In order to perform genetic testing on an embryo, several cells from the trophectoderm layer are extracted on fifth and/or sixth day of development. This procedure is called an embryo biopsy. It has been shown that removal of these cells does not impede the development of the embryo. The extracted cells are sent out for analysis to Cooper Genomics. Subsequently, the biopsied embryo is vitrified. After the results are received, patients will have the normal embryos transferred back.
Benefits of PGD/CCS
Patients who are carriers of single gene mutations can avoid transmitting those disorders to their offspring by testing the embryos and choosing not to transfer those which are affected or carriers.

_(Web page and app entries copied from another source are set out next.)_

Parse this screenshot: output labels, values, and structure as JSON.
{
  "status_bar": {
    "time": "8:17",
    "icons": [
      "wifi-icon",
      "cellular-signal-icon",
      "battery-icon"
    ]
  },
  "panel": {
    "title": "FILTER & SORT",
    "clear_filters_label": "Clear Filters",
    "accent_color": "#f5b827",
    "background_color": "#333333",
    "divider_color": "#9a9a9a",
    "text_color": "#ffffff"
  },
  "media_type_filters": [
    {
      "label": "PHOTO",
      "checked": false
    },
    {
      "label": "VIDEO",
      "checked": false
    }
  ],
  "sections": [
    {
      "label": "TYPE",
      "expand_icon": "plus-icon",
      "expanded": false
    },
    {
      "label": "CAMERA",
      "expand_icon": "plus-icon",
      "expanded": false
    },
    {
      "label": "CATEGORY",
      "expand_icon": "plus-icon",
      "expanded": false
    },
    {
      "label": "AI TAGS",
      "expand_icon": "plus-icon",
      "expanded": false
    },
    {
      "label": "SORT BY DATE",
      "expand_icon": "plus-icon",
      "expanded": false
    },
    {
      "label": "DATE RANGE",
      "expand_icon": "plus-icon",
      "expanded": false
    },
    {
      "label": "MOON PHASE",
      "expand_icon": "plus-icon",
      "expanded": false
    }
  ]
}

Patients who have had several miscarriages in the past can benefit from CCS for aneuploidy screening by avoiding the transfer of embryos that are aneuploid and will eventually fail to implant. The likelihood of having a trisomic pregnancy increases with advanced maternal age (>38 years). CCS allows selection of normal embryos at the pre-implantation stage and reduces the chance of detecting abnormal fetal development during an aminocentesis in the second trimester. Patients who failed several IVF attempts and are known to generate good cohorts of embryos might have a high rate of aneuploidy and can benefit by CCS. Another group of patients who can benefit from CCS are those who carry translocations, which are detected by karyotyping.
There are certain risks associated with any micromanipulation procedure, but these are minimal and are outweighed by the benefits. Trophectoderm biopsy does require embryos to develop to the blastocyst stage before the biopsy is performed. Not all couples will have embryos that develop to this stage. Occasionally, due to poor hybridization of chromosome probes, results for all chromosomes are not able to be determined. This often happens when embryos are of poor quality on day 5 or 6 of development and exhibit extensive fragmentation. In single gene mutation analysis, if DNA material from the biopsied cells is degraded, amplification will be poor and sometimes no results can be obtained.